CONNECTICUT -- A New London woman who was attacked and seriously injured by a pit bull staying at the pet-friendly Marriott Residence Inn on Route 27 in 2014 has reached a $300,000 settlement with the owner of the hotel, according to her attorney.
Dan Horgan of New London said Tuesday that the lawsuit filed by his client Jo-Lynne Grillo, who suffered a permanent injury that left her with limited use of her right arm and disfigurement, had been slated to go to a jury trial on Feb. 27, but the two sides agreed to the settlement during a daylong mediation session in New London Superior Court on Monday.
How can a hotel be expected to know whether or not a dog is vicious? They can't have their desk staff deciding which dog can stay and which dog can't - they'll get sued for discrimination. I realize that her friend Kotyk has since died, but her estate is there and should be the one to pay - not the hotel.

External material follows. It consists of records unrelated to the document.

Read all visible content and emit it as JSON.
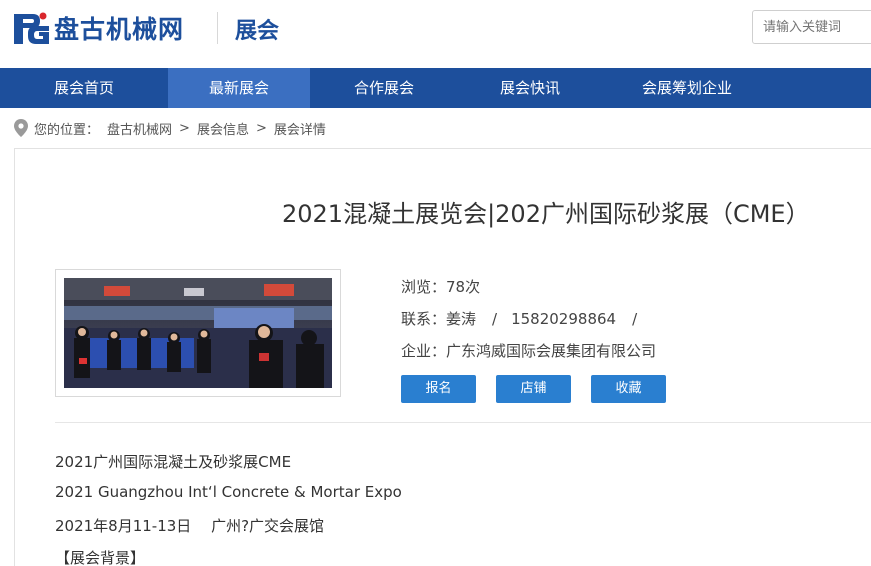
{
  "header": {
    "logo_text": "盘古机械网",
    "section_name": "展会",
    "search_placeholder": "请输入关键词"
  },
  "nav": {
    "items": [
      {
        "label": "展会首页"
      },
      {
        "label": "最新展会"
      },
      {
        "label": "合作展会"
      },
      {
        "label": "展会快讯"
      },
      {
        "label": "会展筹划企业"
      }
    ],
    "active_index": 1
  },
  "breadcrumb": {
    "prefix": "您的位置：",
    "items": [
      "盘古机械网",
      "展会信息",
      "展会详情"
    ],
    "separator": ">"
  },
  "exhibition": {
    "title": "2021混凝土展览会|202广州国际砂浆展（CME）",
    "views_label": "浏览：",
    "views_value": "78次",
    "contact_label": "联系：",
    "contact_name": "姜涛",
    "contact_phone": "15820298864",
    "company_label": "企业：",
    "company_name": "广东鸿威国际会展集团有限公司",
    "buttons": {
      "register": "报名",
      "shop": "店铺",
      "favorite": "收藏"
    }
  },
  "body": {
    "lines": [
      "2021广州国际混凝土及砂浆展CME",
      "2021 Guangzhou Int‘l Concrete & Mortar Expo",
      "2021年8月11-13日　 广州?广交会展馆",
      "【展会背景】"
    ]
  },
  "colors": {
    "brand_blue": "#1d4f9c",
    "nav_active": "#3b6fc1",
    "button_blue": "#2a7fd0",
    "logo_red": "#d9272d"
  },
  "icons": {
    "location": "map-pin-icon",
    "logo": "pg-logo-icon"
  }
}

Her son chose to own this dog and let his mother watch it for him - why should he collect from her estate while the hotel is the one stuck paying the victim?
Now, Horgan said, he is talking to state Rep. Christine Conley, D-Groton, about possibly introducing a bill that would require pet-friendly hotels to do a background check on dogs allowed to stay with guests and possibly take further measures to prevent future attacks by large and potentially dangerous dogs.
Horgan said that “incredibly, the (Residence Inn) still has an unrestricted open door policy for pit bulls and other large dogs.”
New Haven attorney Joe Musco, who represents VIII-HIII-Whitehall Avenue LLC, the hotel ownership entity set up by the Waterford Hotel Group, which owns the property, did not return a phone message Tuesday.
Horgan said the settlement ends a “horrific ordeal” for Grillo.
According to an account by Horgan and Stonington police, Grillo went to the hotel to pick up a friend, Eileen Kotyk, for an afternoon of shopping. Staying with Kotyk and her husband, who were at the hotel after their home was damaged in a fire, were their golden retriever and their son’s pit bull named Bullet.
When Kotyk opened the door and left to get something, the dog attacked and repeatedly bit Grillo in the second-floor corridor.
Kotyk unsuccessfully tried to stop the dog by hitting it with a pan.
Finally a hotel desk clerk pulled Grillo into a room. The dog remained in the hallway.
A Stonington police officer who arrived was forced to shoot the large dog after he suffered minor bites to his hand and arm when he tried to help Kotyk get control of the dog after the attack. The dog initially survived the gunshot from the officer’s .45 caliber handgun.
The officer was then able to corral the dog in a stairwell away from other guests until Christina Donovan, a Groton Town Police animal control officer, arrived. She was able to guide the dog to the Stonington animal control truck with the use of a noose at the end of a long pole (catchpole).
The dog, which had blood dripping from its shoulder and abdomen after being struck with a bullet, whimpered as it refused to walk up the ramp into the truck. As police and Old Mystic firefighters tried to coax the dog into the van, one officer stood a few feet way, his gun drawn.
They were finally able to get the dog into the animal control truck by putting a blanket over it and lifting it up and into a cage in the truck. The dog was taken for veterinary treatment but later died.
Photos released by Horgan show Grillo with numerous bite marks to her arm as well as a blood-soaked rug and the dog standing over Grillo in the hallway. Grillo was taken by ambulance to Lawrence + Memorial Hospital in New London.
Because of the severity of her injuries she was transferred to Yale-New Haven Hospital, where she underwent surgery.
Grillo eventually was able to return to her job as nurse at Lawrence + Memorial Hospital. She has since retired after 38 years. Kotyk, who also was sued by Grillo, later died and was removed from the suit.
(The Day - Feb 7, 2017)